Director Andy Ferrara's staging is superb, especially the bigger production numbers, with effective and sometimes dazzling choreography that never overshadows the show. His ensemble cast is young but highly effective.
Reich's enormous voice has an edge that allows her to play Eva's ambitions perfectly, but it also saps the character's likeability and potential audience sympathy, which is important as she begins to physically decline throughout the second act. She acted her way through Evita's signature song, "Don't Cry for Me, Argentina," which usually works as well or better if it's just sung. But she does shine in "You Must Love Me," transplanted from the Madonna movie version.
The absolute best moment of the show is Madeline Ellington's showstopping rendition, as the mistress whom Eva replaces in Peron's bed, of "Another Suitcase in Another Hall." Lance Galgon does a capable job as Che Guevara, the sometime-Argentine Latin American revolutionary whom Webber and Rice make into a combination musical narrator, foil for Evita and all-around cynical rasp.
Barton, besides a powerful tenor voice and plenty of acting chops, bears a surprising physical resemblance to the photos of Peron projected onto the enormous LED screen that provides historical footage and substitutes dramatically for expensive and space-occupying backdrops, including some very effective images, including the stained-glass church window and projected candles in the "Requiem for Evita."
Otherwise the two-level set is minimal, though it under-uses the balcony -- you need one for Eva to beg Argentina not to cry, of course -- and otherwise consists of carry-on furniture and sit-able boxes, and a coffin, with which the show opens and closes. Cuing some transitions into and out of blackouts is a bit disruptive. A live band plays in the pit, which is a bonus for a touring show of this kind.
Evita returns to the stage at 2 and 7:30 p.m. today and 2 p.m. Sunday at Robinson, 426 W. Markham St. at Broadway.
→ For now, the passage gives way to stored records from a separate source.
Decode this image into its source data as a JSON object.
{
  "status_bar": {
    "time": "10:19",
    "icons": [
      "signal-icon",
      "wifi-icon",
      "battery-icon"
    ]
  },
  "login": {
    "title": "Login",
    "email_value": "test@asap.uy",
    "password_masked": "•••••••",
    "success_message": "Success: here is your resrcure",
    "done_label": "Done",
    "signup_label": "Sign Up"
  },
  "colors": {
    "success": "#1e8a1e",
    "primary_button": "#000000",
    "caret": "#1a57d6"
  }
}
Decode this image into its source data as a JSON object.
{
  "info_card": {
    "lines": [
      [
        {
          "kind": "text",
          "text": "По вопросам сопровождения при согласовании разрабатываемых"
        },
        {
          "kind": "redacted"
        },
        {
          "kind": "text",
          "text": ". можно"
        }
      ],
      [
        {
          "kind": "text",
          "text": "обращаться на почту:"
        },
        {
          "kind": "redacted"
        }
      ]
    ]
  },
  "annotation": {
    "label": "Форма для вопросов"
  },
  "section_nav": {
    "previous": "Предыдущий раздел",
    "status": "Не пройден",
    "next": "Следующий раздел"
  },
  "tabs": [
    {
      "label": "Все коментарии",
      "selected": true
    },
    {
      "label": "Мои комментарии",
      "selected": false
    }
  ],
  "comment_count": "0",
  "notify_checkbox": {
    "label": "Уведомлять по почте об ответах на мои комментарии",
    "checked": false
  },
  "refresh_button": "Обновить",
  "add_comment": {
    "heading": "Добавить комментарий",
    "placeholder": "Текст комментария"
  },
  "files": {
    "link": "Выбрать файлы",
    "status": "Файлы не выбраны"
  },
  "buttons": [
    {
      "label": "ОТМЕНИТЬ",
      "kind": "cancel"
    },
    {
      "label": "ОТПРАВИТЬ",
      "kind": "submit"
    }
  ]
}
Ticket information is available by calling (501) 244-8800 or online at ticketmaster.com.
Metro on 03/16/2019